We’ll be advocating for the legislature to do its part by passing a bill by a supermajority in each chamber this year, and we’ll also be advocating for accessibility and equity around absentee voting for all – to make sure any eligible voter who wants to vote absentee can.
Connecticut is one of only six states nationwide without some form of in-person early voting. We have been advocating for years for our state to catch up to the twenty-first century, and most of our neighbors, by allowing early voting. During the presidential election in November, we heard from a lot of voters about their frustration that early voting still isn’t reality here. 2021, however, marks a critical chance for Connecticut to move forward.
As with absentee voting for all, gaining early voting in Connecticut would require a constitutional amendment to overturn our state’s existing ban on early voting. Luckily, early voting is already one third of the way to becoming reality. In 2019, Connecticut’s legislature passed a bill to put the question of early voting before voters.
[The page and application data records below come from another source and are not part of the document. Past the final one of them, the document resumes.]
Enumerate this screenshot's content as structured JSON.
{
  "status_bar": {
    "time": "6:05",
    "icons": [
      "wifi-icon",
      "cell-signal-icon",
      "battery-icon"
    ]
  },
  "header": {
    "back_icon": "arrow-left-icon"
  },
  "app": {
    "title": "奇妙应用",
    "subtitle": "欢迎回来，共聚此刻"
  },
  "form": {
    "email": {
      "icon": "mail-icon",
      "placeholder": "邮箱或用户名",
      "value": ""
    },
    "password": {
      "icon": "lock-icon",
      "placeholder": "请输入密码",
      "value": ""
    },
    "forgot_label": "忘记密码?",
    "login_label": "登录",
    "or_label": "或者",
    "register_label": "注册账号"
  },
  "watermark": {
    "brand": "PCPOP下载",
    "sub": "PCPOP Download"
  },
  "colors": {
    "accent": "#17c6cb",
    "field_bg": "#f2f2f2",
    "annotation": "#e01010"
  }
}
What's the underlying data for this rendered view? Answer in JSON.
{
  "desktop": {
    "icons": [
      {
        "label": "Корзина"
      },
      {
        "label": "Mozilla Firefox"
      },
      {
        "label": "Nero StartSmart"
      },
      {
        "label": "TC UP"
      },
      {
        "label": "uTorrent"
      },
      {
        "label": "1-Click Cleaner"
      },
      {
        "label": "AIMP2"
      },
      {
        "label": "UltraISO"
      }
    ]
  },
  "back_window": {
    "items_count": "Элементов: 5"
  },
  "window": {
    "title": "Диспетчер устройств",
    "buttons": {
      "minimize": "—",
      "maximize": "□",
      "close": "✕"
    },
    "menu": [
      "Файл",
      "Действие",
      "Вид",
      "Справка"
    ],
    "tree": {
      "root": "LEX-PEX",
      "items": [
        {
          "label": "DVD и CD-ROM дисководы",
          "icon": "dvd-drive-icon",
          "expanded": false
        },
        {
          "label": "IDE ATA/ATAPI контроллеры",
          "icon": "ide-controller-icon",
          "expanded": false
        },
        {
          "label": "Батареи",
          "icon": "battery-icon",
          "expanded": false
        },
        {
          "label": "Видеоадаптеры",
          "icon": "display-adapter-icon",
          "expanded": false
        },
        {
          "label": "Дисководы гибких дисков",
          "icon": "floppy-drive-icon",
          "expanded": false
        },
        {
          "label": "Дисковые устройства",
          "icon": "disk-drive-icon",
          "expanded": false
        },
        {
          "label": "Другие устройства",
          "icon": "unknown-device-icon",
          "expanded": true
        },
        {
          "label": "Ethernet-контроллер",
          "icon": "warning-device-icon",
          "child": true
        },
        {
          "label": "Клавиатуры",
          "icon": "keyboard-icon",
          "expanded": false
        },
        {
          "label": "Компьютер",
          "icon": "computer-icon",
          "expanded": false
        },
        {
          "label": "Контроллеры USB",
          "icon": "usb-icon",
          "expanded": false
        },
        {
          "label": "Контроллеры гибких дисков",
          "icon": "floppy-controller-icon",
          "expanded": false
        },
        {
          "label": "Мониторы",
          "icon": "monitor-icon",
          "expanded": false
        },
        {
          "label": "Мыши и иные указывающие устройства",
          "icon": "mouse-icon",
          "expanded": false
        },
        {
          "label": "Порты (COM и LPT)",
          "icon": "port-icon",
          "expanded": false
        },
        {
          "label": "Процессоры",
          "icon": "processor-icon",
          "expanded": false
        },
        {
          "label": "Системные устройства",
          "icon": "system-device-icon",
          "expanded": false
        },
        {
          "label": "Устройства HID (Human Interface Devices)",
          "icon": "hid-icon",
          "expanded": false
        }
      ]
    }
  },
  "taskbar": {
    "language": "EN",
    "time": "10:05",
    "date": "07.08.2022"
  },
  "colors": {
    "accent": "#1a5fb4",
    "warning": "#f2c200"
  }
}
Because the bill didn’t pass with a supermajority in both chambers (it passed with a supermajority in one but not the other), it only needs to pass with at least a simple majority (50%) in both chambers during the 2021 legislative session in order to put the question before voters on the 2022 ballot. Our work this year will include advocating for the legislature to pass the early voting bill so voters have a chance to decide in 2022, and advocating for a robust and accessible early voting period if the amendment passes with voters.
We will be supporting efforts to:
- protect incarcerated people’s health and safety, including bills to create mandatory releases and oversight of the Department of Correction during any future pandemics in prison and to allow decisionmakers greater flexibility in releasing people with critical medical conditions and needs, regardless of whether there is a pandemic.
- end prison gerrymandering, which is a disproportionate and direct attack on Black and Latino voters’ power and siphons resources from Black and Latino towns and cities
- ensure that any marijuana legalization efforts reinvest in communities most harmed by the War on Drugs by creating equity in access, financial investment in those communities, and erasing or overturning people's marijuana-related convictions
- support eviction and rent relief, and equity in COVID-19 recovery
- hold the legislature accountable for demanding racial justice and decarceration policies from the next DOC Commissioner during the legislative appointment hearing for Acting Department of Correction Commissioner Angel Quiros
Outside of legislature, we’re also fighting for the state to close Northern Correctional Institution and reallocate the money saved into programs and services for the people most harmed by incarceration, to include incarcerated people in vaccine roll-out equally with other people in congregate settings, and to reallocate money from policing into valuable public services like mental healthcare, addiction services, local public education, housing, jobs, infrastructure, and more.
This year will be a legislative session like no other. And we are ready to take it head-on. Our action teams – groups of volunteers ready to take action on key issues – are going to be critical in these (virtual) fights. If you’re ready to act with us on these issues, sign up to join an action team today.